=== Begin Enclosure ===
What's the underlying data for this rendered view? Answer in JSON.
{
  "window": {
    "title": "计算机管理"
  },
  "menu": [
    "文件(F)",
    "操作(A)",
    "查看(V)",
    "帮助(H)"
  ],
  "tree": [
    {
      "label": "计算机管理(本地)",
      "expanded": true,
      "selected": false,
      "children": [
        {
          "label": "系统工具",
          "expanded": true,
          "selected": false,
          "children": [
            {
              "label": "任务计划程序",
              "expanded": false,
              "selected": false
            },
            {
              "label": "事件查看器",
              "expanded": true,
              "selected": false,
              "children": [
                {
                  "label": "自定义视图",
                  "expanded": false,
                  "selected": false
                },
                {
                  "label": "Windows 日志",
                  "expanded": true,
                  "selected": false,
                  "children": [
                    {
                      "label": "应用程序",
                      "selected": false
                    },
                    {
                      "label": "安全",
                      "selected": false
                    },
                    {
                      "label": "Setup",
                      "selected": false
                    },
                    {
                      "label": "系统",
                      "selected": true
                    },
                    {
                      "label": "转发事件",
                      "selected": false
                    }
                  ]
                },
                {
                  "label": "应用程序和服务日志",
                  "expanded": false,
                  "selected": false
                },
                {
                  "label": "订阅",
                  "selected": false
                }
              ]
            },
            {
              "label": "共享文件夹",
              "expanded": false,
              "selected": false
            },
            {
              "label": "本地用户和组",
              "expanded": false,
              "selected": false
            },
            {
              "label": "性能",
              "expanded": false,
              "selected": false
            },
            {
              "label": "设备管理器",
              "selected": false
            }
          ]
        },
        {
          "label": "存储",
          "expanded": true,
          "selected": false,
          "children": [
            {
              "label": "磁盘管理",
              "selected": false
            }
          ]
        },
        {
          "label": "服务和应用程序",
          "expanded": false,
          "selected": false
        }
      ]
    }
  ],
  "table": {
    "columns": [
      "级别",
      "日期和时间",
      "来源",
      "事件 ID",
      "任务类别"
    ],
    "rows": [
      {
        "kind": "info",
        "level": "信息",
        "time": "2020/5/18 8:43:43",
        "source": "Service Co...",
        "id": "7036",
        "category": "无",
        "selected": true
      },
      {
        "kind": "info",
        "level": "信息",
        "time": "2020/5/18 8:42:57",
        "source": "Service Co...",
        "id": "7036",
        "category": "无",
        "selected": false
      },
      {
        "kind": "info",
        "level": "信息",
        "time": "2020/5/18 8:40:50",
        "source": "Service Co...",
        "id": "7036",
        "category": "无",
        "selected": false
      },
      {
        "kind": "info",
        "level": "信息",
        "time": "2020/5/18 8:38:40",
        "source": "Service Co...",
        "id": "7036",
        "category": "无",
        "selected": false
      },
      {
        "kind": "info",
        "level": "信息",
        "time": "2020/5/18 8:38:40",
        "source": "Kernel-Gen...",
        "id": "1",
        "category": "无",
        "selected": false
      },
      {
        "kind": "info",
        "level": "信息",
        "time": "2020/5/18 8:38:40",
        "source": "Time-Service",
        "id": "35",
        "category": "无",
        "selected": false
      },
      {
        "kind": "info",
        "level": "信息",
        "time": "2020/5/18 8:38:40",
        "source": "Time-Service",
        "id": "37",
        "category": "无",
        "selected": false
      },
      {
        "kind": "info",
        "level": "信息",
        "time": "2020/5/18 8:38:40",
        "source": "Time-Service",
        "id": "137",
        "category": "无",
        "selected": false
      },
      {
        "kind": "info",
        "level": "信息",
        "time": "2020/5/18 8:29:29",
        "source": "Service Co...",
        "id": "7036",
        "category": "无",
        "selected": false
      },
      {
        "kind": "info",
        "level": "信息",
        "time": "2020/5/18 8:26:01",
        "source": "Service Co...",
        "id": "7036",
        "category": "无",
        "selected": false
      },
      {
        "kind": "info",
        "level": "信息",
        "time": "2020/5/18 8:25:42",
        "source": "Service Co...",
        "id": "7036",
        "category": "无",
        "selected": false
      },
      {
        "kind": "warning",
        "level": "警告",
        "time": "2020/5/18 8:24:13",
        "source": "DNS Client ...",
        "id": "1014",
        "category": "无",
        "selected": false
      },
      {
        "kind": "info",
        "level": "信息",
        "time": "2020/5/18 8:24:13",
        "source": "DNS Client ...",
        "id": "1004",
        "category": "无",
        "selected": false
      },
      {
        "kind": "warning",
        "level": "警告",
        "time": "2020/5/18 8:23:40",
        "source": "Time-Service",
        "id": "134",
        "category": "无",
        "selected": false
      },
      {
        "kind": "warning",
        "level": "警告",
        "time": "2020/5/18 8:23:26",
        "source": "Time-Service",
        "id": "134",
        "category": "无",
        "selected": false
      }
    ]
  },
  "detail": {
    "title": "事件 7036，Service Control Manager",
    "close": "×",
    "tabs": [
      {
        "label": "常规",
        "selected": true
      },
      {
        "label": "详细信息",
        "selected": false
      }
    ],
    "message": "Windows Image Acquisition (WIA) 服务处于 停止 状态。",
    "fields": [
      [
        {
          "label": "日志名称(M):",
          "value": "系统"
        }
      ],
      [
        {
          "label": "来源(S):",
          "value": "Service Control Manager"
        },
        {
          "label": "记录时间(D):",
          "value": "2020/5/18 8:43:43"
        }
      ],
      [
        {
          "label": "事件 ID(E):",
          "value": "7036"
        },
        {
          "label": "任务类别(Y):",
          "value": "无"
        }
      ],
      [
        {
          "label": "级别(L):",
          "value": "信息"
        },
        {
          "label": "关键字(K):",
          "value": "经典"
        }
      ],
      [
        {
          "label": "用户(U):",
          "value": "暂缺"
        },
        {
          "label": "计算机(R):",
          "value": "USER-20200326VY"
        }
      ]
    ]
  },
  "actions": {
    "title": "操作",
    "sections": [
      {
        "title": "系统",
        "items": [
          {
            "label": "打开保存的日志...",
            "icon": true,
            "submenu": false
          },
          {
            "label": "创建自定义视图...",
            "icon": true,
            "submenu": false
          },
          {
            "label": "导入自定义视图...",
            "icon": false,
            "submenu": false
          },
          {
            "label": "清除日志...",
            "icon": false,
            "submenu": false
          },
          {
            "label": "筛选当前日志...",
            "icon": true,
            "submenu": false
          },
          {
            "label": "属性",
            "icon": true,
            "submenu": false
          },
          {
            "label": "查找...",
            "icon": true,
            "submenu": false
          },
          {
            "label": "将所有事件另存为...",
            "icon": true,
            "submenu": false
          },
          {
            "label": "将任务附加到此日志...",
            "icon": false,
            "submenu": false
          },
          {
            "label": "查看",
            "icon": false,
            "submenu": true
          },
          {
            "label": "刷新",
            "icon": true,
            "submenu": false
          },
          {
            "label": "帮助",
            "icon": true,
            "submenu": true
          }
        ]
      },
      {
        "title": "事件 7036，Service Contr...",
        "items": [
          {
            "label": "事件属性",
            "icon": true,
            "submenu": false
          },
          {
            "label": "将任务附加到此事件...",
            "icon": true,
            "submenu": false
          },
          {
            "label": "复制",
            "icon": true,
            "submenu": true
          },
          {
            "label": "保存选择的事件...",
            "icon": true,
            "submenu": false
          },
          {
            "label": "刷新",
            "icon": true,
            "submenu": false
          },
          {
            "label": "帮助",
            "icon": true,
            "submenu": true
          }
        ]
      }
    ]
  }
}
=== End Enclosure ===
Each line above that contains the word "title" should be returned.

    "title": "计算机管理"
    "title": "事件 7036，Service Control Manager",
    "title": "操作",
        "title": "系统",
        "title": "事件 7036，Service Contr...",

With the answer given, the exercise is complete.